Our second three-monthly poll of Top 100 aerospace companies shows a marked change in confidence over quarter one

Aerospace companies are growing in confidence after a buoyant second three months of the year. Flight International's second quarterly Aerospace Trends Survey - produced with strategy consultancy Roland Berger - shows an upswing in optimism among a sample of Top 100 businesses following a grim first quarter.

A total of 45% of those surveyed say they are more confident about prospects than they were the previous quarter, with 13% less confident. This compares with 16% more confident and 31% less confident three months ago.

And 45% say the second quarter of the year was better in terms of orders than the same period last year, with just 10% reporting things have got worse. By contrast, back in April, 41% had enjoyed a stronger quarter than the previous year, with 22% claiming their performance had declined.

The survey questioned 40 companies during the last three weeks of June, around the time of the Paris air show. Eighteen are based in Europe, 17 in North America and five in the rest of the world. They represent a spread of enterprises from multinational giants to companies with annual sales in hundreds of millions of dollars. Their activities cover military and commercial sectors and they include airframers, engine manufacturers and systems and components specialists.

In our first survey in April we asked 32 companies identical questions (this time eight more responded). We will repeat the survey each quarter to give an ongoing picture of optimism and performance among Top 100 players.

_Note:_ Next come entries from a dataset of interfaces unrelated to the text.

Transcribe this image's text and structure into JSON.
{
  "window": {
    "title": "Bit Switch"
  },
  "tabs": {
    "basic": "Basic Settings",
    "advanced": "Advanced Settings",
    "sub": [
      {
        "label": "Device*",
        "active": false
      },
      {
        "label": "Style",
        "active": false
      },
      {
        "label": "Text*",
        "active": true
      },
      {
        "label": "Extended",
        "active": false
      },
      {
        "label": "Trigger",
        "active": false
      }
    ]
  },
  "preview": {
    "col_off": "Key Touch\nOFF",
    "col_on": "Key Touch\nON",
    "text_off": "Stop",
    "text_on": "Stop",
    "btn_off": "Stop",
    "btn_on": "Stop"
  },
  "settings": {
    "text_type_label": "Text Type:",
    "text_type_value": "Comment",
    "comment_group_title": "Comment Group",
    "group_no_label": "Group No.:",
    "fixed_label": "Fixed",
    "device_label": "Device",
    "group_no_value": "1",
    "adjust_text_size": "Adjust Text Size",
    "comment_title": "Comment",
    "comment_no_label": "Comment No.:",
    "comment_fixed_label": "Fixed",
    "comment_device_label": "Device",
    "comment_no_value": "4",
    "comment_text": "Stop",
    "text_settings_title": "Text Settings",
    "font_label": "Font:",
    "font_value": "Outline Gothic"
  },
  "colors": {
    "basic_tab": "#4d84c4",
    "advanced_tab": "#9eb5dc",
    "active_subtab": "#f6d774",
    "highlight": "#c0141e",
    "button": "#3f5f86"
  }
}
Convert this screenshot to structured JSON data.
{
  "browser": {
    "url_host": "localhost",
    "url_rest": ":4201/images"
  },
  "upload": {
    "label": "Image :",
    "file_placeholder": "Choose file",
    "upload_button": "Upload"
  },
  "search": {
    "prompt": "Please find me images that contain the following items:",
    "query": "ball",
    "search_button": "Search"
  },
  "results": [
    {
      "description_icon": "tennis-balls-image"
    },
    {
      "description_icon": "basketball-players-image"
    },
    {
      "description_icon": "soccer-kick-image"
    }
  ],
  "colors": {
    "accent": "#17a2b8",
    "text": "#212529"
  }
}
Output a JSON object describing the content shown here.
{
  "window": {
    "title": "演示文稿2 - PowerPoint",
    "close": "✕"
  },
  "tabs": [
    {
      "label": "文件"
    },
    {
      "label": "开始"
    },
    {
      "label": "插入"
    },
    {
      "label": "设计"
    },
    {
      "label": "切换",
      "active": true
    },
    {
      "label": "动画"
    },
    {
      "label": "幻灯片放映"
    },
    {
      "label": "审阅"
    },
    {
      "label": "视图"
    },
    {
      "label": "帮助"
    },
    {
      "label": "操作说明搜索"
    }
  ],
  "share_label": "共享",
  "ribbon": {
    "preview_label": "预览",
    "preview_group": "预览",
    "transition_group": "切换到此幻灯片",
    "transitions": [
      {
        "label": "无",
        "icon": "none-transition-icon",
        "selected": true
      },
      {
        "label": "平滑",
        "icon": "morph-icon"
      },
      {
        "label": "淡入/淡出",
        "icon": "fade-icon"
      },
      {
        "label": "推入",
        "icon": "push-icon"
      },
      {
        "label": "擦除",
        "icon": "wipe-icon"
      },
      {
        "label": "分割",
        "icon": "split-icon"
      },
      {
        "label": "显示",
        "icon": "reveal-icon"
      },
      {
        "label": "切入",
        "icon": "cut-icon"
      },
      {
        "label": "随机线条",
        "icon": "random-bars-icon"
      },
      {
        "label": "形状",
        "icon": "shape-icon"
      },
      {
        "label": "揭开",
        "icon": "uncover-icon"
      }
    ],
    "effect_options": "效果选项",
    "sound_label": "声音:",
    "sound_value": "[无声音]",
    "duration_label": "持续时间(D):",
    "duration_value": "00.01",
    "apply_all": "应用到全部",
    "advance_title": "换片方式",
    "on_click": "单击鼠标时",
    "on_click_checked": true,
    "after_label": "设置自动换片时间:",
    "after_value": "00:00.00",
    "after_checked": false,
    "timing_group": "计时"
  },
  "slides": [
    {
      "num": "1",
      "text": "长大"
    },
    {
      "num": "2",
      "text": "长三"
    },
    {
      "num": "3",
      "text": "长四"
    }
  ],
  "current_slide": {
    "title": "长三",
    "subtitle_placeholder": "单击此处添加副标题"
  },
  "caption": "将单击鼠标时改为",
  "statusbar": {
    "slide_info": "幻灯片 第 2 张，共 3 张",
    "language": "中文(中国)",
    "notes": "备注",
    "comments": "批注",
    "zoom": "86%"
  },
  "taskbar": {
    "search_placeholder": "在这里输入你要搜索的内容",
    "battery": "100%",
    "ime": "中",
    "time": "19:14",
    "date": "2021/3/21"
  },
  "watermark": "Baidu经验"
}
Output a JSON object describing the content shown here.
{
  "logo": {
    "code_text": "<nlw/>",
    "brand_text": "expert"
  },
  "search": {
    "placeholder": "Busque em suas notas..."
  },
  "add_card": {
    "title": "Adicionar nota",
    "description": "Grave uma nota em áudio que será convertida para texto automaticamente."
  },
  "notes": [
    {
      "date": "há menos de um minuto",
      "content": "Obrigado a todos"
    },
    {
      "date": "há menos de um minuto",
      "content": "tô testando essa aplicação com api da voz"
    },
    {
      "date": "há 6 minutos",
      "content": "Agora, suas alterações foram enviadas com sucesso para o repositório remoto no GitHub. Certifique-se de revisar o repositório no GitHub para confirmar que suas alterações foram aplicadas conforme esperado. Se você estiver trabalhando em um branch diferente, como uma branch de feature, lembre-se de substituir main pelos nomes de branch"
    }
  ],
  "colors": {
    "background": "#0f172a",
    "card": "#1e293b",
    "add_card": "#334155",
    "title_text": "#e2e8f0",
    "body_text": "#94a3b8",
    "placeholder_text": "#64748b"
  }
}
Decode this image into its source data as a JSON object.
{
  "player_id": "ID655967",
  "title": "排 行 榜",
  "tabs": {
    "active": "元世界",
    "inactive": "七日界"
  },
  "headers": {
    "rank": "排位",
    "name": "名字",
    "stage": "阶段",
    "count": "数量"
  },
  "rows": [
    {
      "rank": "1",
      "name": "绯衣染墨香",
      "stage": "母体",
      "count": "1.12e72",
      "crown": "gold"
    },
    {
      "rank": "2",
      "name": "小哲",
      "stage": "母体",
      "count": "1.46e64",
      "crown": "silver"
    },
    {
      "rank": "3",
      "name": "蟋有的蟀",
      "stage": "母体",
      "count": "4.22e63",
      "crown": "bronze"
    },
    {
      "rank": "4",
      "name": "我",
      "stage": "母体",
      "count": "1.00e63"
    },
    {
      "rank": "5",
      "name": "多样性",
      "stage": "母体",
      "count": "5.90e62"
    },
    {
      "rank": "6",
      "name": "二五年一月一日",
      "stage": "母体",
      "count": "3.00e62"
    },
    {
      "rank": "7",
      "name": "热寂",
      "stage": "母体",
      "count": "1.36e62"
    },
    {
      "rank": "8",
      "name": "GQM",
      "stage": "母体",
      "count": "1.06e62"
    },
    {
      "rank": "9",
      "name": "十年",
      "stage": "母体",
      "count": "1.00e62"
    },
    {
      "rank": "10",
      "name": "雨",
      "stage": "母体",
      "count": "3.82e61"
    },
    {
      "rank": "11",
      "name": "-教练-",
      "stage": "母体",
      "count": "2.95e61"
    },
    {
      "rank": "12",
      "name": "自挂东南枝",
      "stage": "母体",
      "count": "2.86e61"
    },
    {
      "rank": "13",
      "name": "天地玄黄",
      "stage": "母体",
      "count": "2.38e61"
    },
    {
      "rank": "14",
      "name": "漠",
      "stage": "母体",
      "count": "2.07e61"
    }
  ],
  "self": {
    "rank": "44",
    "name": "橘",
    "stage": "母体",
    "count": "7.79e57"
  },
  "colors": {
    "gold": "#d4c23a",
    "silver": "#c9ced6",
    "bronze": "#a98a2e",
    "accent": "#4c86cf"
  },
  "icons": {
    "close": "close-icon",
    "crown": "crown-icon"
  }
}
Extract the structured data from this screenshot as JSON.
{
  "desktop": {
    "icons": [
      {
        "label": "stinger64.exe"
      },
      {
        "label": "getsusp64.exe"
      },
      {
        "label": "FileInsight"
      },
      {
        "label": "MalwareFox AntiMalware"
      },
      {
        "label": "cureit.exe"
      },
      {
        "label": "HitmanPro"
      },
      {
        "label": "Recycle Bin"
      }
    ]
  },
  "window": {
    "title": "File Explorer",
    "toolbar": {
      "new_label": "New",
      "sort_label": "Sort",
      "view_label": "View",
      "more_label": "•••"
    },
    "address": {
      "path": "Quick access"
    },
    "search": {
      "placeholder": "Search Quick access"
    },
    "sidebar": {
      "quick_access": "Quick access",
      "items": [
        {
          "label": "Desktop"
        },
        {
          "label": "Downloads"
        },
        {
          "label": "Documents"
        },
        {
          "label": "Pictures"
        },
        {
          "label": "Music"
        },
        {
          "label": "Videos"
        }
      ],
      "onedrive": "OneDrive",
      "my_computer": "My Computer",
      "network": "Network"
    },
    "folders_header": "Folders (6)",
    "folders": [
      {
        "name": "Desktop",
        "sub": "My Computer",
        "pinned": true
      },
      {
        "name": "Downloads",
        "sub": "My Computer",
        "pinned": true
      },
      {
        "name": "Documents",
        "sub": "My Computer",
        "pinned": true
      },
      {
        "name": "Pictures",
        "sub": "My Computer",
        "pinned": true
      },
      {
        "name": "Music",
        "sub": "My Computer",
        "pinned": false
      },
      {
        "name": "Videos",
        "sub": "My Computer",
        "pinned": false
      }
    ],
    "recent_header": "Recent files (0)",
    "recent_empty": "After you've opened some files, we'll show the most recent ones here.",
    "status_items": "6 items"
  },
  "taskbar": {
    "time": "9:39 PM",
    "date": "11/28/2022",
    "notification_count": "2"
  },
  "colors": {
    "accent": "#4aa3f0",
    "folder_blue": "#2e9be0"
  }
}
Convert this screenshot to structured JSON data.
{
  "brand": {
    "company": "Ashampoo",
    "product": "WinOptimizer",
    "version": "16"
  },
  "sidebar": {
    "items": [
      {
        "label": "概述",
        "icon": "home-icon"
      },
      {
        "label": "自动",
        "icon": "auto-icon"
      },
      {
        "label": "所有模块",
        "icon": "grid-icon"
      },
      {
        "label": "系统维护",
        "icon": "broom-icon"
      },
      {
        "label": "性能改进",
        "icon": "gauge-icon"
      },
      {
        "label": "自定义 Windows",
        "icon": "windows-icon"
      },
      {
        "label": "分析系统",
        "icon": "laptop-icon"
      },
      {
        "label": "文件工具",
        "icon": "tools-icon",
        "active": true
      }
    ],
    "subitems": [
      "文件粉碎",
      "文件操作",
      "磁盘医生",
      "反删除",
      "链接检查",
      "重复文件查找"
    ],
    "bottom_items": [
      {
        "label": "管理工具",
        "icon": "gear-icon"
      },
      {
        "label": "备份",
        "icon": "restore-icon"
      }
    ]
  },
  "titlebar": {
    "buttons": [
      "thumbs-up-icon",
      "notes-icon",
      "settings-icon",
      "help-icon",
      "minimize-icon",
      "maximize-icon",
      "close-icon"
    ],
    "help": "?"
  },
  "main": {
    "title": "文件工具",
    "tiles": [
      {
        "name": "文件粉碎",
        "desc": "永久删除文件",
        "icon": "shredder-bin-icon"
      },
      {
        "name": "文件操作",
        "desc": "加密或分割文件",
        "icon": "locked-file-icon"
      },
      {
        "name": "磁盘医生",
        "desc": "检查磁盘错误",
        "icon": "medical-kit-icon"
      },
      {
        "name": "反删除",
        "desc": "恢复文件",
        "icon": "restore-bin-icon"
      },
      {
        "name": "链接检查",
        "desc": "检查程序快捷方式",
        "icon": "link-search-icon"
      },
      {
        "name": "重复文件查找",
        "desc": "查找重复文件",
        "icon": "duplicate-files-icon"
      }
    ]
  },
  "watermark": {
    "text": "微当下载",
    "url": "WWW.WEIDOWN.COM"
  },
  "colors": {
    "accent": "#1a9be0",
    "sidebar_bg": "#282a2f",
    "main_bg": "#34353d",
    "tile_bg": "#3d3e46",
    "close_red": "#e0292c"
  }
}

After almost two years of job cutting across the industry, there is better news on employment. In April, only 6% expected employee numbers to rise over the next 12 months, with 28% saying they would fall. This time round, 18% hope to increase their staffing levels although the same percentage expects them to drop. The majority - 65%, almost the same as last time - thinks they will stay the same. Of the seven respondents who expect to increase jobs, five are in North America and two in Europe. Although this will be welcome news to the thousands of aerospace workers and executives laid off in cities such as Seattle, Toronto and Wichita after 11 September, it could be symptomatic of the more "hire and fire" attitude of US industry compared with Europe's less flexible employment practices.

The rapid conclusion of the Iraq war and the end of the SARS scare has clearly boosted confidence. When companies were polled in March, the Gulf conflict had just started and SARS was plunging Asian economies and carriers into crisis.

In the last survey, North American companies were more gloomy than their European counterparts. Then, just 15% of Europeans were less confident about prospects, compared with 43% of North Americans. Now, the picture has swung the other way, with just one of the 17 North American companies reporting feeling less confident, compared with three of the 18 Europeans. This could reflect concerns about the state of the German economy and an improving economy across the Atlantic.

The situation is similar with orders. In April, eight out of the 13 Europeans (62%) and four of the 14 North Americans (29%) had enjoyed a better quarter than the same period the previous year. This time, the figures are 50% for Europeans and 47% for the North Americans.

Two US companies cite progress on the Lockheed Martin F-35 Joint Strike Fighter as key to their increased confidence. "JSF has made us more buoyant in terms of prospects and jobs," says one*. Suppliers of munitions to the UK and US armed forces to replace those used during the Gulf also expect to be kept busy. "It will keep our orderbook full for the next 12 months," says one respondent.

In Europe, the long-awaited launch order for the Airbus Military A400M military transport has given hope to manufacturers keen to grab a slice of the $17 billion programme. "It's a relief that it's finally been agreed and that development funding should now be released," says one.

Neil Hampson, associate partner at Roland Berger, says events in the second quarter indicate a watershed for the aerospace industry. "The Paris air show was perceived as a turning point, particularly given the better than expected level of announced orders," he says. "The end of the Gulf war and the SARS panic have given a boost to both the military and civil sides of the business, which is in a better position now than it has been for two miserable years."

Any upswing could be stuttering. Another outbreak of SARS or a major terror attack in the West would deal a bodyblow to returning confidence. But this survey shows few of the big players believe things will get worse before they get better. And the marked change in mood between quarters one and two indicates recovery could actually come earlier and faster than most thought possible. October's survey will show whether this upswing is the start of a trend or simply a blip.

*All quotes are unattributed

Click here for a spreadsheet with the detailed survey data.

Source: Flight International